:: Assignment ::
Wherever the word "Program" shows up in the data, report the line it sits in.

:: Provided material ::
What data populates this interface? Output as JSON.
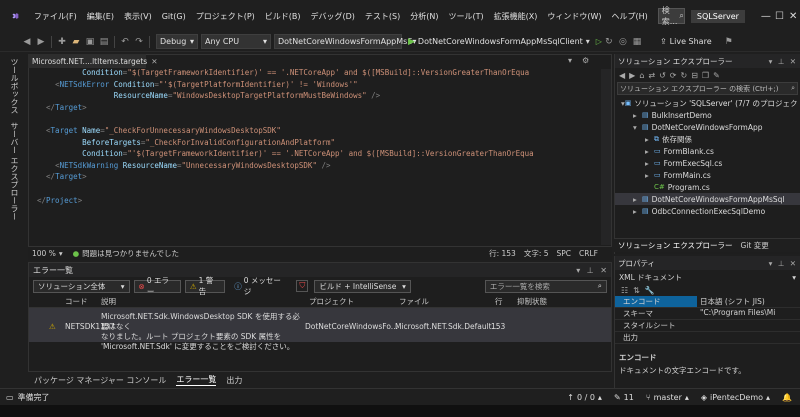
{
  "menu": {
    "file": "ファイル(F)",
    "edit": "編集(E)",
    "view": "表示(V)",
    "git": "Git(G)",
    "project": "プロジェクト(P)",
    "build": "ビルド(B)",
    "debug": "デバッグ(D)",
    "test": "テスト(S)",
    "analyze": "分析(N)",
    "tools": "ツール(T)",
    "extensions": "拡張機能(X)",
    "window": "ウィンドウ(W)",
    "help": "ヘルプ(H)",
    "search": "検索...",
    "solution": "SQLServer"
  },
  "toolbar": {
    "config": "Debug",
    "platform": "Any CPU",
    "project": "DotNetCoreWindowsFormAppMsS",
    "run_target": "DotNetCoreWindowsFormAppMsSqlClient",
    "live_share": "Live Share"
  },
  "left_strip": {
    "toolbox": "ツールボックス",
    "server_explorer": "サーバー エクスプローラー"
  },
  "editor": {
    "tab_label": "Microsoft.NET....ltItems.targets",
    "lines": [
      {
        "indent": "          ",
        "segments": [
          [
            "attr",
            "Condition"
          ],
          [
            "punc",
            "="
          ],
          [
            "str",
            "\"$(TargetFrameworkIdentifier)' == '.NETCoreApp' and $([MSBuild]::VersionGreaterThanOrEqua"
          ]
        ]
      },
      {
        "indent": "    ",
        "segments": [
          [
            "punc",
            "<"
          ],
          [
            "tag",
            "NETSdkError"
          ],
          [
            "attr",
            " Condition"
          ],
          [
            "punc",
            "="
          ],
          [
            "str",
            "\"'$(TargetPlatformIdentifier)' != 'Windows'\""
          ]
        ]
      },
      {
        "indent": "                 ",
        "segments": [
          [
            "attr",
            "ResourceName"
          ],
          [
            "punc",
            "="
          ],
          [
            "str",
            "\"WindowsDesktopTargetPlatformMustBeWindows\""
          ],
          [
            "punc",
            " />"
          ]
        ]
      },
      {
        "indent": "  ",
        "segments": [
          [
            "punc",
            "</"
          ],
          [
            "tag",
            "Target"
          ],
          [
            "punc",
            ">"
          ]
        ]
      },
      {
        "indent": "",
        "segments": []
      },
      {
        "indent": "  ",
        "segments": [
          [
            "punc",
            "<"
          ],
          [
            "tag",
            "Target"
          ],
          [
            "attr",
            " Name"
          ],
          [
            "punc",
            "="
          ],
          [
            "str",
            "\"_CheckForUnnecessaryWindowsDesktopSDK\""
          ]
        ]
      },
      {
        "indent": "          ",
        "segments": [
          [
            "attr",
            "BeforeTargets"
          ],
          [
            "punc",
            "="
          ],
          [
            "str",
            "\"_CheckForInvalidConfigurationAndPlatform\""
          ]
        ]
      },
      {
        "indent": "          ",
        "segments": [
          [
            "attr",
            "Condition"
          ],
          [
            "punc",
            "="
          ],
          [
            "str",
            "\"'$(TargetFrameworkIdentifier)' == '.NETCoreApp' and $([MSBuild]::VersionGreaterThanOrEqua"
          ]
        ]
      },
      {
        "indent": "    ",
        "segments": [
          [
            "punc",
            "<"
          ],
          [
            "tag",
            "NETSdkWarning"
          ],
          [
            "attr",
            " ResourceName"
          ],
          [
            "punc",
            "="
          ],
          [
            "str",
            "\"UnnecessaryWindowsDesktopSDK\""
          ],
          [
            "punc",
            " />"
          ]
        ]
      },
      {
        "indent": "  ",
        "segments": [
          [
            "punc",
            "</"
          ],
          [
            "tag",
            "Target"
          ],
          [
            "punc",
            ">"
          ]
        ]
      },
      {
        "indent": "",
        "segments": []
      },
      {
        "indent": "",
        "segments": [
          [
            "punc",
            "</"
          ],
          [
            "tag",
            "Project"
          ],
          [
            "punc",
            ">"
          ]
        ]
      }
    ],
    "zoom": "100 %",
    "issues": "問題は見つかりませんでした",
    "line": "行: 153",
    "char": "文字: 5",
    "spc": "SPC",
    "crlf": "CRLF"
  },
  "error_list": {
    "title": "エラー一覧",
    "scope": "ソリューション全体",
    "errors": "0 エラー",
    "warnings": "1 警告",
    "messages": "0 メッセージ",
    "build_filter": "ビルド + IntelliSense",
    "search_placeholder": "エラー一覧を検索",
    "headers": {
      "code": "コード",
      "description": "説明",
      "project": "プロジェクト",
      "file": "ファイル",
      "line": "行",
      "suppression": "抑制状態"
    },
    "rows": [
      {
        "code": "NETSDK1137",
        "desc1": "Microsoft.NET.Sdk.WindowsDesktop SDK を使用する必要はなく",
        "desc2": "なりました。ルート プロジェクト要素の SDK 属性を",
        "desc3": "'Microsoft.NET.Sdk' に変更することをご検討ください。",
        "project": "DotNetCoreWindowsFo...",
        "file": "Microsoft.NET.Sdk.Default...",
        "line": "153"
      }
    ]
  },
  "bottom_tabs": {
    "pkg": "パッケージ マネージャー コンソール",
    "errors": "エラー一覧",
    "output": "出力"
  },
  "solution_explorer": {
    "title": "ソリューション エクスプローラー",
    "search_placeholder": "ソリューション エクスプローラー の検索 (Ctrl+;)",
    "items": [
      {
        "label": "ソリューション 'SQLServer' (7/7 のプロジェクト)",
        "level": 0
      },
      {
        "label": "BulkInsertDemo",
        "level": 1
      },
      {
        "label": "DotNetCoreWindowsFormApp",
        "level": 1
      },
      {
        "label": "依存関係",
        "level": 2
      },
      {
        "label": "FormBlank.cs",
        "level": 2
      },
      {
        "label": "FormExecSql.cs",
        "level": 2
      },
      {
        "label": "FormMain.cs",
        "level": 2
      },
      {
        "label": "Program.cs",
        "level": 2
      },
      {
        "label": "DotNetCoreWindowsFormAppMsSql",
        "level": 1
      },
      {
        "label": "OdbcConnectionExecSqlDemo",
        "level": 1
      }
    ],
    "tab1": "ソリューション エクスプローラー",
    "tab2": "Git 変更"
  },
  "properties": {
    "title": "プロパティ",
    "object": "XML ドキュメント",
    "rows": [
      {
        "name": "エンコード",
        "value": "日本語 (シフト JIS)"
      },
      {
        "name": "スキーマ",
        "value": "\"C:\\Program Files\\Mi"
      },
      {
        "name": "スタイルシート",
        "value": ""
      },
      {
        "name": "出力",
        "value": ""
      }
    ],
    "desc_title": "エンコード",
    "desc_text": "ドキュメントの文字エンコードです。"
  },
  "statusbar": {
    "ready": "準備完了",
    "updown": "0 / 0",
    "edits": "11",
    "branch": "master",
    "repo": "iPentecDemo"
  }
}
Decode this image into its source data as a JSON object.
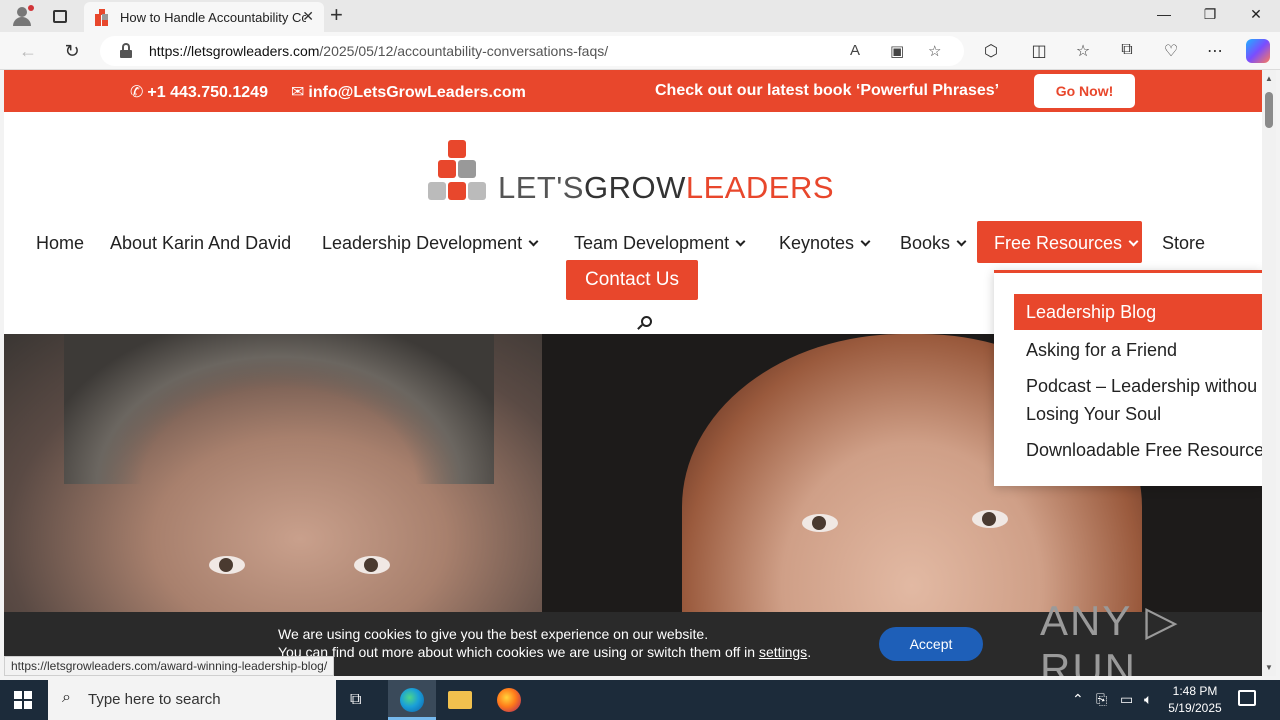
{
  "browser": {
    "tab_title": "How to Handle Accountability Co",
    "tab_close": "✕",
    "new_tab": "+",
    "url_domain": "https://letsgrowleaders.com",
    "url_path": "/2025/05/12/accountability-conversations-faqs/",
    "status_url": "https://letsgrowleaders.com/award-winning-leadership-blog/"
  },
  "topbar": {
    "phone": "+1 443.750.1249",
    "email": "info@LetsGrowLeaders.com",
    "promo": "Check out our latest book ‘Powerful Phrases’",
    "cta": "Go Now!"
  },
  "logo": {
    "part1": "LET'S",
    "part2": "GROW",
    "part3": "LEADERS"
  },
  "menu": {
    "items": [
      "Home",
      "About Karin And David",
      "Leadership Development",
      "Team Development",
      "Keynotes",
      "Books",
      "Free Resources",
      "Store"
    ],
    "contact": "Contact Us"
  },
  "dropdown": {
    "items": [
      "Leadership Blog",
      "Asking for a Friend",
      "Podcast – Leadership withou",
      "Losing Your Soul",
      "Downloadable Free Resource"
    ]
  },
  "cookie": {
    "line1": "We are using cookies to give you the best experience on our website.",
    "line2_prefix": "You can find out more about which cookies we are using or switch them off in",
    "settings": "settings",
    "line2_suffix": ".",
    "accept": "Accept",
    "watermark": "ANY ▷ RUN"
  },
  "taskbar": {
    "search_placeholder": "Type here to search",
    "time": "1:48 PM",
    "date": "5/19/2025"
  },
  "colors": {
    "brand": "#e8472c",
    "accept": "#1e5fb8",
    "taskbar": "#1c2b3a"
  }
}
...
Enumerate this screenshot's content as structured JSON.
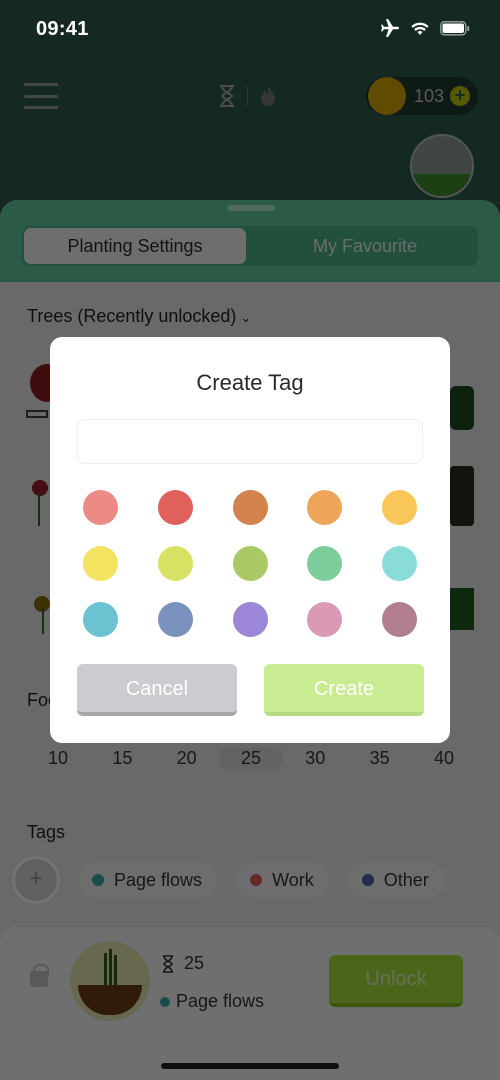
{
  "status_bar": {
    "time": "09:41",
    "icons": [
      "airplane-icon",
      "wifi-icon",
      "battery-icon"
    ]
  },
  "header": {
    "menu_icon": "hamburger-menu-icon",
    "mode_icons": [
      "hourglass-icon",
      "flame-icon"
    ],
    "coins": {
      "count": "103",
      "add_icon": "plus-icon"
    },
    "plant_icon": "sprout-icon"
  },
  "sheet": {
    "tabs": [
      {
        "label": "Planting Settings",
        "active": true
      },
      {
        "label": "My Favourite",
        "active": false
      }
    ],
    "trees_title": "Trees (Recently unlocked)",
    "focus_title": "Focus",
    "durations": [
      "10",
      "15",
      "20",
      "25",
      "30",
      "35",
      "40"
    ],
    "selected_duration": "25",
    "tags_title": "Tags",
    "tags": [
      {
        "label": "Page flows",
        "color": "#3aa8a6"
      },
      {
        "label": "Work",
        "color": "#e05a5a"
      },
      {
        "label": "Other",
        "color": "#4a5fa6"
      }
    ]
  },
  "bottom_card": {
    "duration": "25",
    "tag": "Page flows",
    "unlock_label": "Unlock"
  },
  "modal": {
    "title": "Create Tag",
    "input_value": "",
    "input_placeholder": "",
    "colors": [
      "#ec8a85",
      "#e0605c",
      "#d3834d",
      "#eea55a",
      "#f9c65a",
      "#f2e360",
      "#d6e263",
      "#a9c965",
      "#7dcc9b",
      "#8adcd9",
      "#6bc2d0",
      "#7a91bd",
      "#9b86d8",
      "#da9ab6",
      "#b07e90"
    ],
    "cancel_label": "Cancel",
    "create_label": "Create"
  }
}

:: Solution below ::
        "label": "Program.cs",
        "value": "\"C:\\Program Files\\Mi"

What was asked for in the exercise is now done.